It is also prohibited to kill an animal with its young on the same day (Lev. xxii. 28), in order that people should be restrained and prevented from killing the two together in such a manner that the young is slain in the sight of the mother; for the pain of the animals under such circumstances is very great. There is no difference in this case between the pain of man and the pain of other living beings, since the love and tenderness of the mother for her young ones is not produced by reasoning, but by imagination, and this faculty exists not only in man but in most living beings. This law applies only to ox and lamb, because of the domestic animals used as food these alone are permitted to us, and in these cases the mother recognises her young.

The same reason applies to the law which enjoins that we should let the mother fly away when we take the young. The eggs over which the bird sits, and the young that are in need of their mother, are generally unfit for food, and when the mother is sent away she does not see the taking of her young ones, and does not feel any pain. In most cases, however, this commandment will cause man to leave the whole nest untouched, because [the young or the eggs], which he is allowed to take, are, as a rule, unfit for food.
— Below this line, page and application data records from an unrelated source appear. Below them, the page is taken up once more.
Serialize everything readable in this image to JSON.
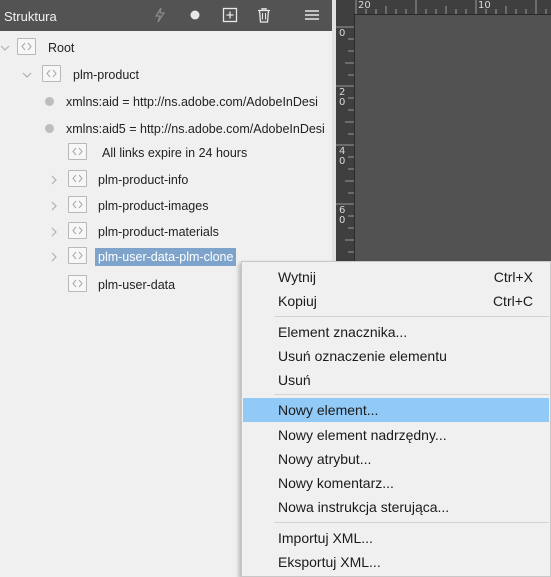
{
  "panel": {
    "title": "Struktura",
    "header_icons": [
      "lightning-icon",
      "dot-icon",
      "add-box-icon",
      "trash-icon",
      "menu-icon"
    ]
  },
  "tree": [
    {
      "kind": "element",
      "label": "Root",
      "expanded": true
    },
    {
      "kind": "element",
      "label": "plm-product",
      "expanded": true
    },
    {
      "kind": "attribute",
      "label": "xmlns:aid = http://ns.adobe.com/AdobeInDesi"
    },
    {
      "kind": "attribute",
      "label": "xmlns:aid5 = http://ns.adobe.com/AdobeInDesi"
    },
    {
      "kind": "element",
      "label": "All links expire in 24 hours"
    },
    {
      "kind": "element",
      "label": "plm-product-info",
      "expandable": true
    },
    {
      "kind": "element",
      "label": "plm-product-images",
      "expandable": true
    },
    {
      "kind": "element",
      "label": "plm-product-materials",
      "expandable": true
    },
    {
      "kind": "element",
      "label": "plm-user-data-plm-clone",
      "expandable": true,
      "selected": true
    },
    {
      "kind": "element",
      "label": "plm-user-data"
    }
  ],
  "ruler": {
    "top": [
      "20",
      "10"
    ],
    "left": [
      "0",
      "2\n0",
      "4\n0",
      "6\n0"
    ]
  },
  "menu": {
    "items": [
      {
        "label": "Wytnij",
        "shortcut": "Ctrl+X"
      },
      {
        "label": "Kopiuj",
        "shortcut": "Ctrl+C"
      },
      {
        "label": "Element znacznika...",
        "shortcut": ""
      },
      {
        "label": "Usuń oznaczenie elementu",
        "shortcut": ""
      },
      {
        "label": "Usuń",
        "shortcut": ""
      },
      {
        "label": "Nowy element...",
        "shortcut": "",
        "highlighted": true
      },
      {
        "label": "Nowy element nadrzędny...",
        "shortcut": ""
      },
      {
        "label": "Nowy atrybut...",
        "shortcut": ""
      },
      {
        "label": "Nowy komentarz...",
        "shortcut": ""
      },
      {
        "label": "Nowa instrukcja sterująca...",
        "shortcut": ""
      },
      {
        "label": "Importuj XML...",
        "shortcut": ""
      },
      {
        "label": "Eksportuj XML...",
        "shortcut": ""
      }
    ]
  },
  "colors": {
    "selection": "#7fa4cb",
    "menu_highlight": "#91c9f7",
    "header_bg": "#535353"
  }
}
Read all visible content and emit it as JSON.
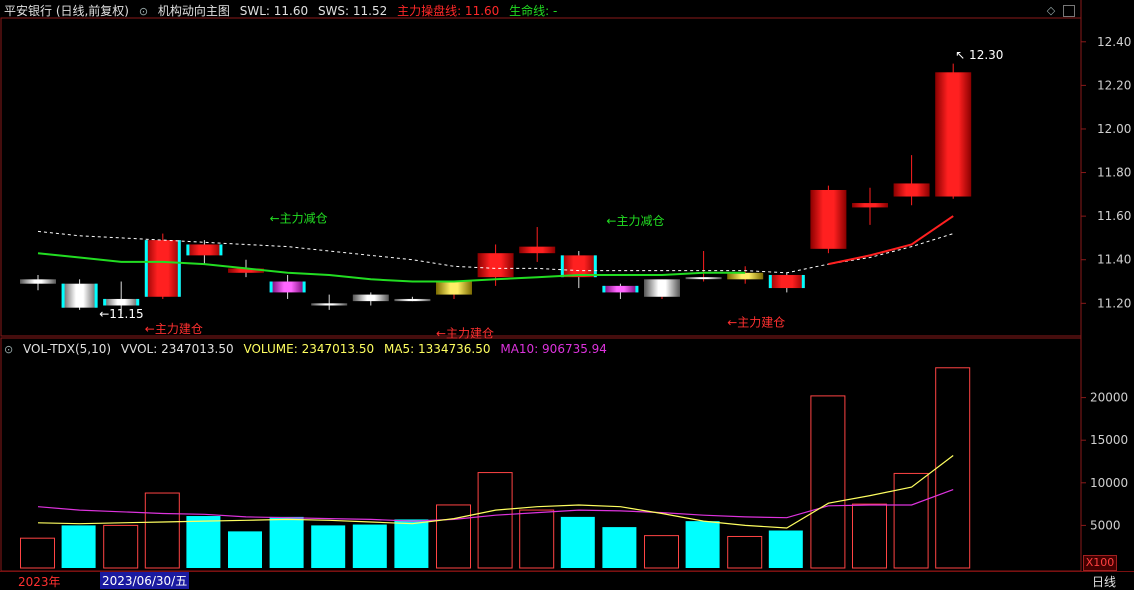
{
  "price_header": {
    "title": "平安银行 (日线,前复权)",
    "indicator": "机构动向主图",
    "swl": "SWL: 11.60",
    "sws": "SWS: 11.52",
    "main_line": "主力操盘线: 11.60",
    "life_line": "生命线: -"
  },
  "volume_header": {
    "title": "VOL-TDX(5,10)",
    "vvol": "VVOL: 2347013.50",
    "volume": "VOLUME: 2347013.50",
    "ma5": "MA5: 1334736.50",
    "ma10": "MA10: 906735.94"
  },
  "footer": {
    "year": "2023年",
    "date": "2023/06/30/五",
    "period": "日线",
    "vol_unit": "X100"
  },
  "colors": {
    "up": "#ff2020",
    "down": "#00ffff",
    "ma_green": "#22dd22",
    "ma_white": "#ffffff",
    "vol_ma5": "#ffff60",
    "vol_ma10": "#dd33dd",
    "frame": "#8a1a1a"
  },
  "chart_data": [
    {
      "type": "candlestick",
      "ylim": [
        11.05,
        12.5
      ],
      "y_ticks": [
        "12.40",
        "12.20",
        "12.00",
        "11.80",
        "11.60",
        "11.40",
        "11.20"
      ],
      "candles": [
        {
          "o": 11.31,
          "h": 11.33,
          "l": 11.26,
          "c": 11.29
        },
        {
          "o": 11.29,
          "h": 11.31,
          "l": 11.17,
          "c": 11.18
        },
        {
          "o": 11.22,
          "h": 11.3,
          "l": 11.15,
          "c": 11.19
        },
        {
          "o": 11.23,
          "h": 11.52,
          "l": 11.22,
          "c": 11.49
        },
        {
          "o": 11.47,
          "h": 11.49,
          "l": 11.38,
          "c": 11.42
        },
        {
          "o": 11.36,
          "h": 11.4,
          "l": 11.32,
          "c": 11.34
        },
        {
          "o": 11.3,
          "h": 11.33,
          "l": 11.22,
          "c": 11.25
        },
        {
          "o": 11.2,
          "h": 11.24,
          "l": 11.17,
          "c": 11.19
        },
        {
          "o": 11.24,
          "h": 11.25,
          "l": 11.19,
          "c": 11.21
        },
        {
          "o": 11.22,
          "h": 11.23,
          "l": 11.21,
          "c": 11.21
        },
        {
          "o": 11.24,
          "h": 11.3,
          "l": 11.22,
          "c": 11.3
        },
        {
          "o": 11.32,
          "h": 11.47,
          "l": 11.28,
          "c": 11.43
        },
        {
          "o": 11.43,
          "h": 11.55,
          "l": 11.39,
          "c": 11.46
        },
        {
          "o": 11.42,
          "h": 11.44,
          "l": 11.27,
          "c": 11.32
        },
        {
          "o": 11.28,
          "h": 11.29,
          "l": 11.22,
          "c": 11.25
        },
        {
          "o": 11.23,
          "h": 11.31,
          "l": 11.22,
          "c": 11.31
        },
        {
          "o": 11.32,
          "h": 11.44,
          "l": 11.3,
          "c": 11.32
        },
        {
          "o": 11.31,
          "h": 11.37,
          "l": 11.29,
          "c": 11.34
        },
        {
          "o": 11.33,
          "h": 11.34,
          "l": 11.25,
          "c": 11.27
        },
        {
          "o": 11.45,
          "h": 11.74,
          "l": 11.43,
          "c": 11.72
        },
        {
          "o": 11.64,
          "h": 11.73,
          "l": 11.56,
          "c": 11.66
        },
        {
          "o": 11.69,
          "h": 11.88,
          "l": 11.65,
          "c": 11.75
        },
        {
          "o": 11.69,
          "h": 12.3,
          "l": 11.68,
          "c": 12.26
        }
      ],
      "ma_green": [
        11.43,
        11.41,
        11.39,
        11.39,
        11.38,
        11.36,
        11.34,
        11.33,
        11.31,
        11.3,
        11.3,
        11.31,
        11.32,
        11.33,
        11.33,
        11.33,
        11.34,
        11.34,
        null,
        11.38,
        11.42,
        11.47,
        11.6
      ],
      "ma_white": [
        11.53,
        11.51,
        11.5,
        11.49,
        11.48,
        11.47,
        11.46,
        11.44,
        11.42,
        11.4,
        11.37,
        11.36,
        11.36,
        11.35,
        11.35,
        11.35,
        11.35,
        11.35,
        11.34,
        11.38,
        11.41,
        11.46,
        11.52
      ],
      "annotations": [
        {
          "label": "11.15",
          "type": "low"
        },
        {
          "label": "←主力建仓",
          "type": "buy"
        },
        {
          "label": "←主力减仓",
          "type": "sell"
        },
        {
          "label": "←主力建仓",
          "type": "buy"
        },
        {
          "label": "←主力减仓",
          "type": "sell"
        },
        {
          "label": "←主力建仓",
          "type": "buy"
        },
        {
          "label": "12.30",
          "type": "high"
        }
      ]
    },
    {
      "type": "bar",
      "ylim": [
        0,
        25000
      ],
      "y_ticks": [
        "20000",
        "15000",
        "10000",
        "5000"
      ],
      "values": [
        3500,
        5000,
        5000,
        8800,
        6100,
        4300,
        6000,
        5000,
        5100,
        5700,
        7400,
        11200,
        6800,
        6000,
        4800,
        3800,
        5500,
        3700,
        4400,
        20200,
        7500,
        11100,
        23500
      ],
      "colors": [
        "up",
        "down",
        "up",
        "up",
        "down",
        "down",
        "down",
        "down",
        "down",
        "down",
        "up",
        "up",
        "up",
        "down",
        "down",
        "up",
        "down",
        "up",
        "down",
        "up",
        "up",
        "up",
        "up"
      ],
      "ma5": [
        5300,
        5200,
        5300,
        5400,
        5500,
        5600,
        5700,
        5600,
        5400,
        5200,
        5800,
        6800,
        7200,
        7400,
        7200,
        6400,
        5500,
        5000,
        4700,
        7600,
        8500,
        9500,
        13200
      ],
      "ma10": [
        7200,
        6800,
        6600,
        6400,
        6300,
        6000,
        5900,
        5800,
        5700,
        5500,
        5700,
        6200,
        6500,
        6800,
        6700,
        6500,
        6200,
        6000,
        5900,
        7300,
        7400,
        7400,
        9200
      ]
    }
  ]
}
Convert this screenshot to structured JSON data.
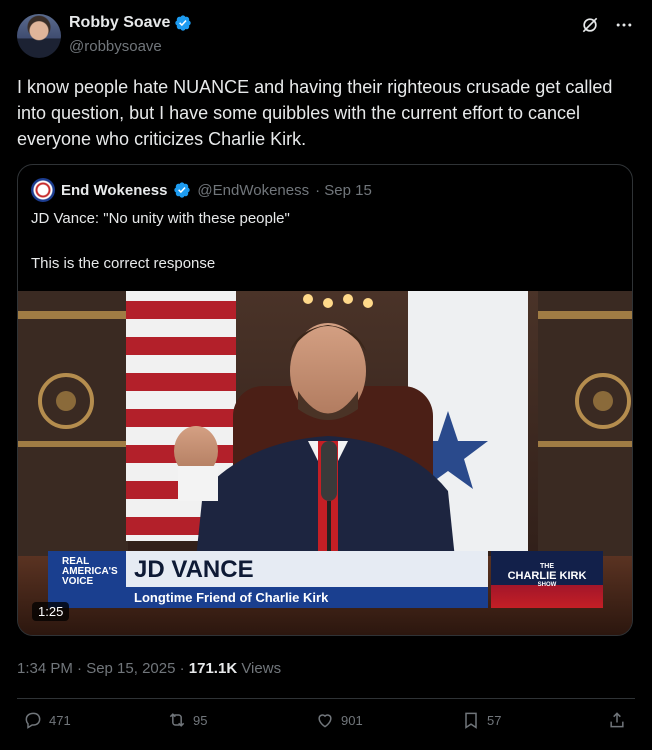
{
  "author": {
    "name": "Robby Soave",
    "handle": "@robbysoave"
  },
  "tweet": {
    "text": "I know people hate NUANCE and having their righteous crusade get called into question, but I have some quibbles with the current effort to cancel everyone who criticizes Charlie Kirk."
  },
  "quote": {
    "name": "End Wokeness",
    "handle": "@EndWokeness",
    "date": "· Sep 15",
    "line1": "JD Vance: \"No unity with these people\"",
    "line2": "This is the correct response",
    "video": {
      "duration": "1:25",
      "lower_third": {
        "network_line1": "REAL",
        "network_line2": "AMERICA'S",
        "network_line3": "VOICE",
        "name": "JD VANCE",
        "subtitle": "Longtime Friend of Charlie Kirk",
        "show_small": "THE",
        "show_name": "CHARLIE KIRK",
        "show_suffix": "SHOW"
      }
    }
  },
  "meta": {
    "time": "1:34 PM · Sep 15, 2025 · ",
    "views_count": "171.1K",
    "views_label": " Views"
  },
  "actions": {
    "replies": "471",
    "reposts": "95",
    "likes": "901",
    "bookmarks": "57"
  },
  "colors": {
    "background": "#000000",
    "text": "#e7e9ea",
    "muted": "#71767b",
    "verified": "#1d9bf0",
    "border": "#2f3336"
  }
}
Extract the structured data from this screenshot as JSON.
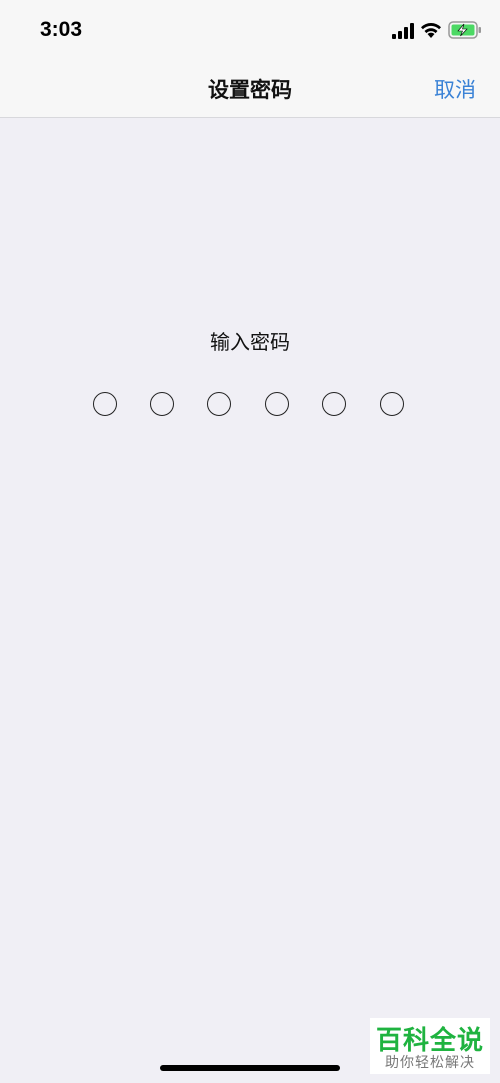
{
  "status_bar": {
    "time": "3:03",
    "icons": [
      "cellular-signal-icon",
      "wifi-icon",
      "battery-charging-icon"
    ],
    "battery_color": "#4cd964"
  },
  "nav": {
    "title": "设置密码",
    "cancel_label": "取消",
    "accent_color": "#3a82d6"
  },
  "passcode": {
    "prompt": "输入密码",
    "digits_total": 6,
    "digits_entered": 0
  },
  "watermark": {
    "title": "百科全说",
    "subtitle": "助你轻松解决",
    "color": "#1fb340"
  }
}
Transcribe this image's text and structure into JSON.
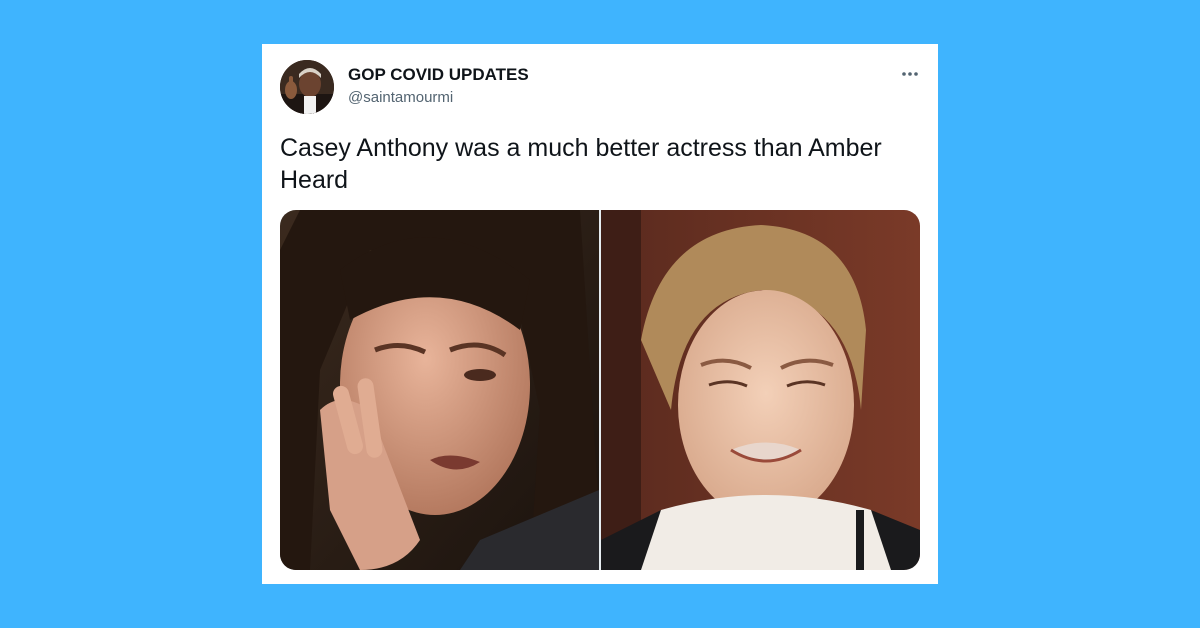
{
  "tweet": {
    "author_name": "GOP COVID UPDATES",
    "author_handle": "@saintamourmi",
    "text": "Casey Anthony was a much better actress than Amber Heard",
    "more_icon": "more-horizontal-icon"
  },
  "media": {
    "count": 2
  },
  "colors": {
    "background": "#3fb4fe",
    "card": "#ffffff",
    "name_text": "#0f1419",
    "handle_text": "#536471"
  }
}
If the Law provides that such grief should not be caused to cattle or birds, how much more careful must we be that we should not cause grief to our fellowmen. (Friedlander translation)

Accordingly, animals' needs are taken into account; however, in some cases there may be other factors that override the animals' needs (e.g. the need to consume meat mentioned by Maimonides here).


Gensis 1:28:

וַיְבָרֶךְ אֹתָם, אֱלֹהִים, וַיֹּאמֶר לָהֶם אֱלֹהִים פְּרוּ וּרְבוּ וּמִלְאוּ אֶת-הָאָרֶץ, וְכִבְשֻׁהָ; וּרְדוּ בִּדְגַת הַיָּם, וּבְעוֹף הַשָּׁמַיִם, וּבְכָל-חַיָּה, הָרֹמֶשֶׂת עַל-הָאָרֶץ.

And God blessed them; and God said unto them: 'Be fruitful, and multiply, and replenish the earth, and subdue it; and have dominion over the fish of the sea, and over the fowl of the air, and over every living thing that creepeth upon the earth.'

The world was given over to humans, not to animals. It was created for us, not for them. That's why our well-being is considered superior to theirs. This doesn't mean that we don't care about animals. On the contrary, we are required to minimize their suffering when we do permitted things like eating meat.

  • Right. The question said that I am not questioning the killing of animals for use or the way we use them for labour or for pets. But the points above relate to their suffering; I don't know that 'have dominion' explains them.
    – Annelise
    Aug 29, 2013 at 13:55
  • I do realise though that the question half-questions the rabbinic process and half-questions the Torah itself, which makes it complicated. But I am still looking for Jewish discussions about these things rather than expecting philosophical answers!
    – Annelise
    Aug 29, 2013 at 13:56
  • @Annelise Most of the points above relate to the suffering of animals with respect to the process of preparing to eat them. For example, points 3, 4, 6, and 9 all directly relate to slaughtering animals. Point 1 has to do with taking the eggs for eating.
    – Daniel
    Aug 29, 2013 at 13:58
  • @Annelise We aren't allowed to cause animals to suffer unneccesarily. Your question of why our suffering is considered more important than their suffering is addressed by saying that the world is created for us, not for them.
    – Daniel
    Aug 29, 2013 at 14:00
  • Mm, true that most of my points are about the process of eating animal products, and whether that is done in a kind way. And I know it doesn't make sense to say I hypothetically agree with killing and eating meat and yet feel very uneasy about 3 and 4. Still (to your next comment), I see what you mean, but I guess I was talking about our own responsibility and actions: what we choose to cause or not to cause to them. That's where it's at, for me. What do you think there?
    – Annelise
    Aug 29, 2013 at 14:03

You must log in to answer this question.

Not the answer you're looking for? Browse other questions tagged .